ABOUT THIS TASK> The lines below that include the word "JSON" are to be reported.

------------------------------------

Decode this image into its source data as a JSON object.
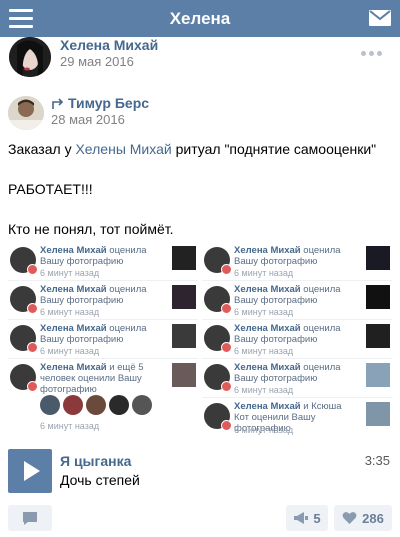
{
  "header": {
    "title": "Хелена"
  },
  "post": {
    "author": "Хелена Михай",
    "date": "29 мая 2016"
  },
  "repost": {
    "author": "Тимур Берс",
    "date": "28 мая 2016"
  },
  "body": {
    "line1_pre": "Заказал у ",
    "line1_link": "Хелены Михай",
    "line1_post": " ритуал \"поднятие самооценки\"",
    "line2": "РАБОТАЕТ!!!",
    "line3": "Кто не понял, тот поймёт."
  },
  "notifications": {
    "left": [
      {
        "name": "Хелена Михай",
        "action": "оценила Вашу фотографию",
        "time": "6 минут назад"
      },
      {
        "name": "Хелена Михай",
        "action": "оценила Вашу фотографию",
        "time": "6 минут назад"
      },
      {
        "name": "Хелена Михай",
        "action": "оценила Вашу фотографию",
        "time": "6 минут назад"
      },
      {
        "name": "Хелена Михай",
        "action": "и ещё 5 человек оценили Вашу фотографию",
        "time": "6 минут назад"
      }
    ],
    "right": [
      {
        "name": "Хелена Михай",
        "action": "оценила Вашу фотографию",
        "time": "6 минут назад"
      },
      {
        "name": "Хелена Михай",
        "action": "оценила Вашу фотографию",
        "time": "6 минут назад"
      },
      {
        "name": "Хелена Михай",
        "action": "оценила Вашу фотографию",
        "time": "6 минут назад"
      },
      {
        "name": "Хелена Михай",
        "action": "оценила Вашу фотографию",
        "time": "6 минут назад"
      },
      {
        "name": "Хелена Михай",
        "action": "и Ксюша Кот оценили Вашу фотографию",
        "time": "6 минут назад"
      }
    ]
  },
  "audio": {
    "artist": "Я цыганка",
    "title": "Дочь степей",
    "duration": "3:35"
  },
  "actions": {
    "shares": "5",
    "likes": "286"
  },
  "colors": {
    "brand": "#5b7fa6",
    "link": "#45688e",
    "heart": "#e15a5a"
  }
}
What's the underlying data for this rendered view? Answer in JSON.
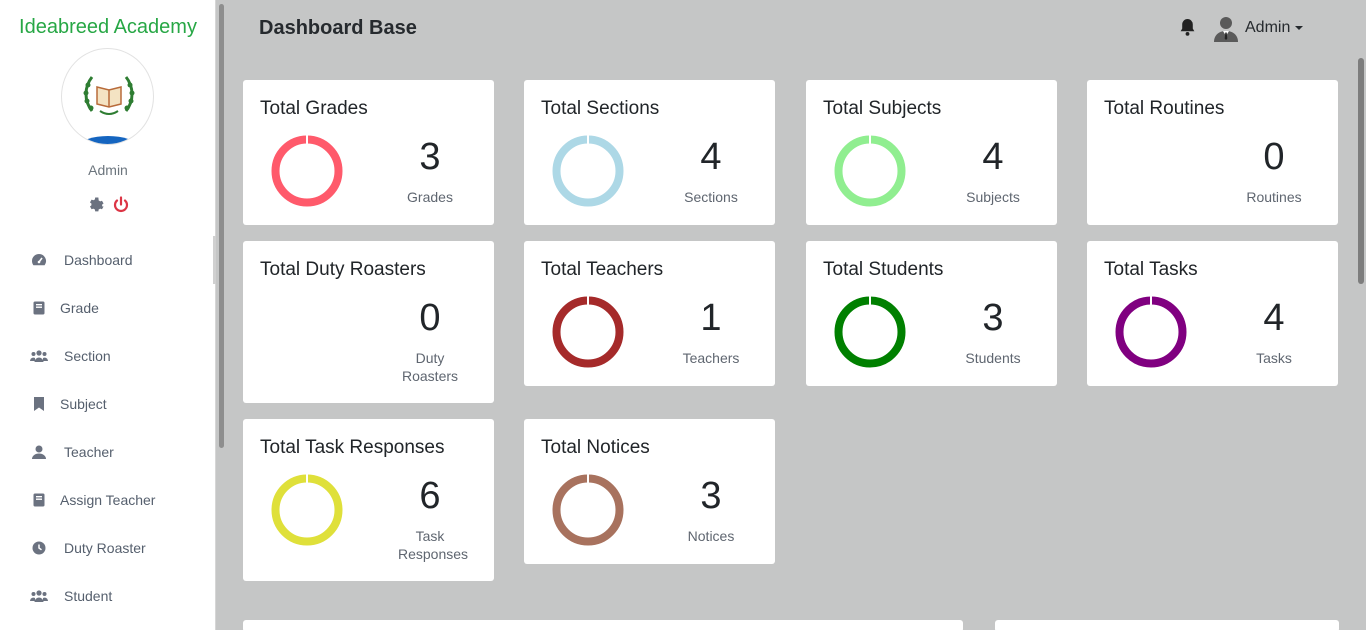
{
  "brand": "Ideabreed Academy",
  "admin": {
    "name": "Admin"
  },
  "topbar": {
    "title": "Dashboard Base",
    "user_label": "Admin"
  },
  "nav": [
    {
      "label": "Dashboard",
      "icon": "dashboard-icon"
    },
    {
      "label": "Grade",
      "icon": "book-icon"
    },
    {
      "label": "Section",
      "icon": "users-icon"
    },
    {
      "label": "Subject",
      "icon": "bookmark-icon"
    },
    {
      "label": "Teacher",
      "icon": "user-icon"
    },
    {
      "label": "Assign Teacher",
      "icon": "book-icon"
    },
    {
      "label": "Duty Roaster",
      "icon": "clock-icon"
    },
    {
      "label": "Student",
      "icon": "users-icon"
    }
  ],
  "cards": [
    {
      "title": "Total Grades",
      "count": "3",
      "unit": "Grades",
      "color": "#ff5a6b"
    },
    {
      "title": "Total Sections",
      "count": "4",
      "unit": "Sections",
      "color": "#add8e6"
    },
    {
      "title": "Total Subjects",
      "count": "4",
      "unit": "Subjects",
      "color": "#90ee90"
    },
    {
      "title": "Total Routines",
      "count": "0",
      "unit": "Routines",
      "color": ""
    },
    {
      "title": "Total Duty Roasters",
      "count": "0",
      "unit": "Duty Roasters",
      "color": ""
    },
    {
      "title": "Total Teachers",
      "count": "1",
      "unit": "Teachers",
      "color": "#a52a2a"
    },
    {
      "title": "Total Students",
      "count": "3",
      "unit": "Students",
      "color": "#008000"
    },
    {
      "title": "Total Tasks",
      "count": "4",
      "unit": "Tasks",
      "color": "#800080"
    },
    {
      "title": "Total Task Responses",
      "count": "6",
      "unit": "Task Responses",
      "color": "#dfe03a"
    },
    {
      "title": "Total Notices",
      "count": "3",
      "unit": "Notices",
      "color": "#a8725e"
    }
  ]
}
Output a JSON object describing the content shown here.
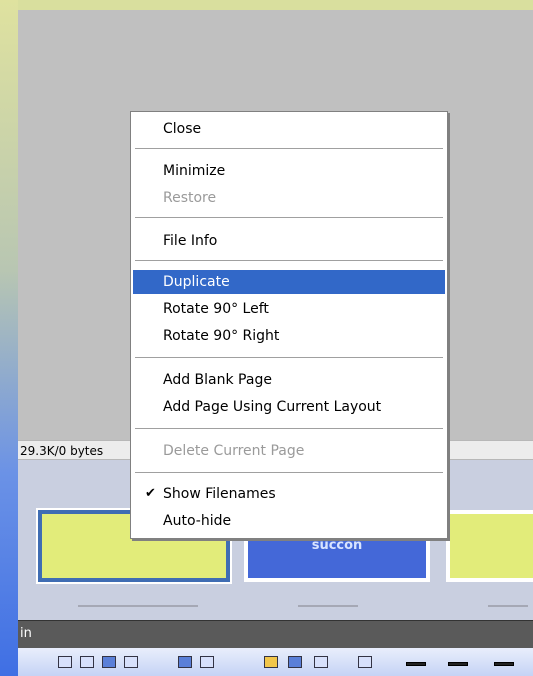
{
  "status": {
    "size_text": "29.3K/0 bytes"
  },
  "thumbnails": [
    {
      "caption": ""
    },
    {
      "caption": "succon"
    },
    {
      "caption": ""
    }
  ],
  "window": {
    "title_fragment": "in"
  },
  "context_menu": {
    "items": [
      {
        "label": "Close",
        "state": "normal"
      },
      {
        "label": "Minimize",
        "state": "normal"
      },
      {
        "label": "Restore",
        "state": "disabled"
      },
      {
        "label": "File Info",
        "state": "normal"
      },
      {
        "label": "Duplicate",
        "state": "highlighted"
      },
      {
        "label": "Rotate 90° Left",
        "state": "normal"
      },
      {
        "label": "Rotate 90° Right",
        "state": "normal"
      },
      {
        "label": "Add Blank Page",
        "state": "normal"
      },
      {
        "label": "Add Page Using Current Layout",
        "state": "normal"
      },
      {
        "label": "Delete Current Page",
        "state": "disabled"
      },
      {
        "label": "Show Filenames",
        "state": "checked"
      },
      {
        "label": "Auto-hide",
        "state": "normal"
      }
    ]
  },
  "colors": {
    "highlight": "#3268c8",
    "canvas": "#c0c0c0",
    "selected_thumb_border": "#3f6db3"
  }
}
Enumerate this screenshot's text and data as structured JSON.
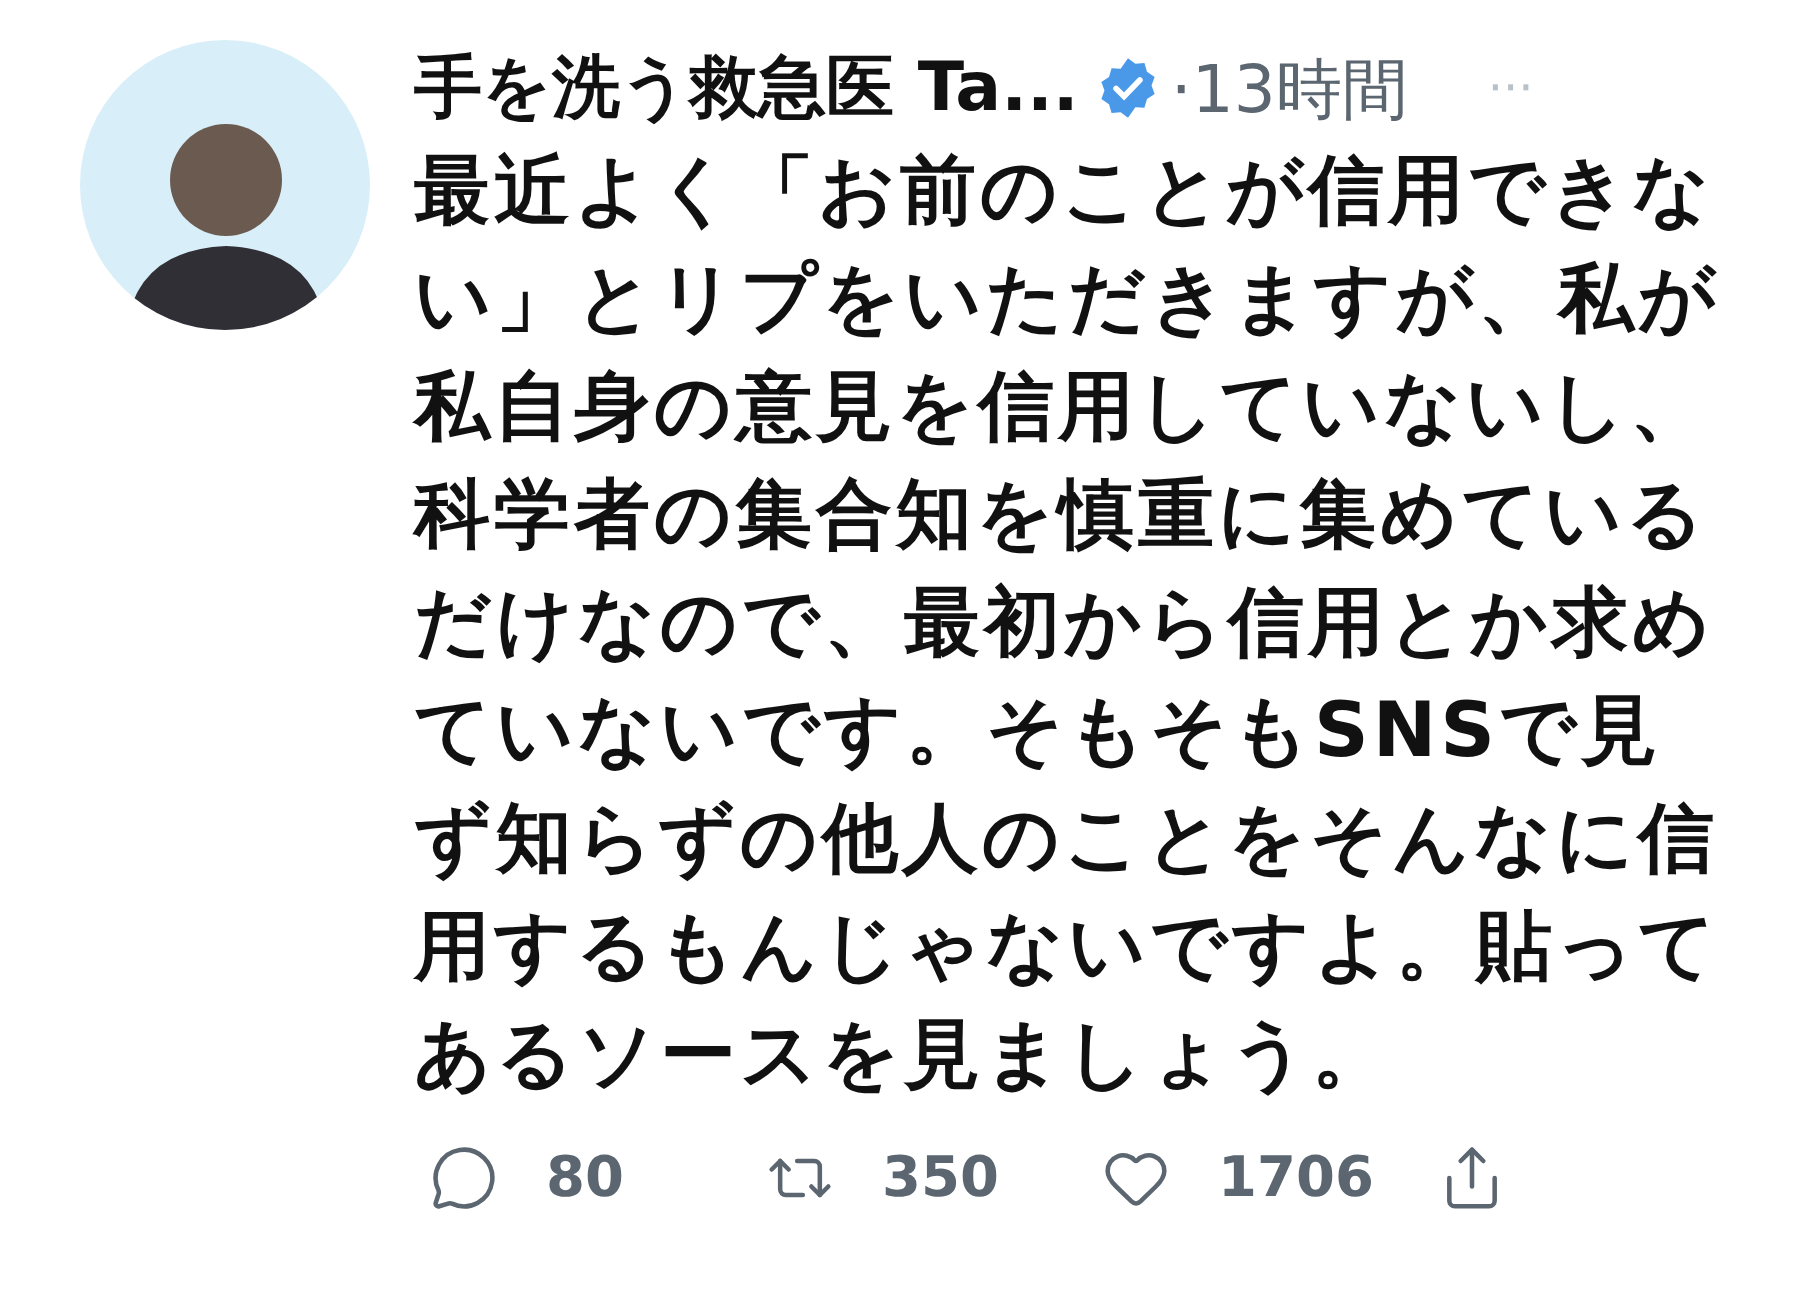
{
  "tweet": {
    "author_name": "手を洗う救急医 Ta...",
    "verified": true,
    "time": "·13時間",
    "more": "···",
    "text": "最近よく「お前のことが信用できない」とリプをいただきますが、私が私自身の意見を信用していないし、科学者の集合知を慎重に集めているだけなので、最初から信用とか求めていないです。そもそもSNSで見ず知らずの他人のことをそんなに信用するもんじゃないですよ。貼ってあるソースを見ましょう。",
    "actions": [
      {
        "kind": "reply",
        "count": "80"
      },
      {
        "kind": "retweet",
        "count": "350"
      },
      {
        "kind": "like",
        "count": "1706"
      },
      {
        "kind": "share"
      }
    ]
  }
}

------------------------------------

SOLUTION>
Decode this image into its source data as a JSON object.
What's the underlying data for this rendered view? Answer in JSON.
Output a JSON object describing the content shown here.
Enumerate this screenshot's text and data as structured JSON.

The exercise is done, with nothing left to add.